Evaluating Body Image
For people with Body Dysmorphic Disorder (BDD), whenever they look in the mirror, they see something terribly wrong. It could be any sort of perceived flaw, such as a large nose or hips. This skewed body image causes them to obsess over their imperfections and often accompanies depression, obsessive compulsive disorder (OCD) and other psychological problems. Researchers suspect that chemical imbalances in the brain, combined with psychological and cultural influences, are at the root of BDD.
Although study samples indicate that BDD affects only a small portion of the population, research shows that many people are dissatisfied with their bodies. Fretting over weight is a common psychological issue for females, beginning at a young age. In fact, the term normative discontent was coined in the 1980s by researchers who found widespread negative body image, particularly among women in the United States. Studies have shown that as many as 46 percent of girls worry about their size [source: Presnell, Bearman and Madeley]. Males, on the other hand, strive toward a muscular ideal physique that celebrates bulky over bony. Reflecting that cultural trend, underweight boys exhibit the lowest satisfaction with their bodies, compared to average-sized and overweight male peers [source: Presnell, Bearman and Madeley].
The messages we receive from media, friends and family all play different roles in shaping our body images.

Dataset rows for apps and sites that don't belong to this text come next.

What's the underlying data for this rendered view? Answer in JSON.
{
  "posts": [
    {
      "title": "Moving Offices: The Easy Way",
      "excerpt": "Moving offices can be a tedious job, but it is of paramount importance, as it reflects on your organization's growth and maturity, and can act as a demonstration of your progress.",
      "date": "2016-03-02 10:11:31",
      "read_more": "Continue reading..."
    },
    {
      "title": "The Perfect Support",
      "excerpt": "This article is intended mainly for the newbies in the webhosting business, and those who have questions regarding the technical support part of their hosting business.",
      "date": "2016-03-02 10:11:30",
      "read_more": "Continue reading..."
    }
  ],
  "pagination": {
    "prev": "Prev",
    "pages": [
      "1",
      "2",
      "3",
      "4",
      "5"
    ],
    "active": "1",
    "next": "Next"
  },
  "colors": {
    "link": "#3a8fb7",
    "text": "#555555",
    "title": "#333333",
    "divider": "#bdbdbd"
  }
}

Age-wise, adolescents and teens are the most susceptible to negative body images [source: Columbia University]. Young people who are unhappy with their bodies are more prone to eating disorders and depression as well [source: Presnell, Bearman and Madeley].
More than a third of Americans are obese or overweight, and as the Body Mass Index (BMI) climbs, so does body dissatisfaction. Although Caucasians statistically report higher levels of body dissatisfaction, people with steep BMIs from many ethnic groups harbor poor body images as well. A study conducted by the Center for Obesity Research and Education at Temple University found that obese and overweight youth from multiple ethnicities were all unhappy with their physical appearance [source: Temple University].
But body dissatisfaction doesn't split evenly between the sexes. Studies have consistently found that women are more likely than men to have a negative body image. Ninety-one percent of cosmetic surgery patients in 2007 were women [source: American Society for Aesthetic Plastic Surgery]. Women are also more likely than men to want to alter their bodies later in life [source: Ferraro et al].
This isn't to say that men are immune to body dissatisfaction. As with women, evidence suggests that men in Western countries are held to higher physical standards of attractiveness than Eastern countries. In comparison to Taiwanese men, for example, American men feel they must become 10 pounds (4.5 kilograms) more muscular to attract females [source: The Atlantic Monthly].
Positive body image, on the other hand, has been shown to have more upbeat connotations. For instance, women with healthier body images and self-images report more sexual satisfaction and confidence with their partners [source: Ackard, Kearney-Cooke and Peterson]. In addition, for male and female college students, positive body image correlated to heightened optimism, self-esteem and strong relationships.
The facts are clear: What's going on inside of us can influence our perception on the outside. So what type of external forces can shake the accuracy of our self-image? Perhaps more importantly, how can we protect and enhance a positive mental image of ourselves?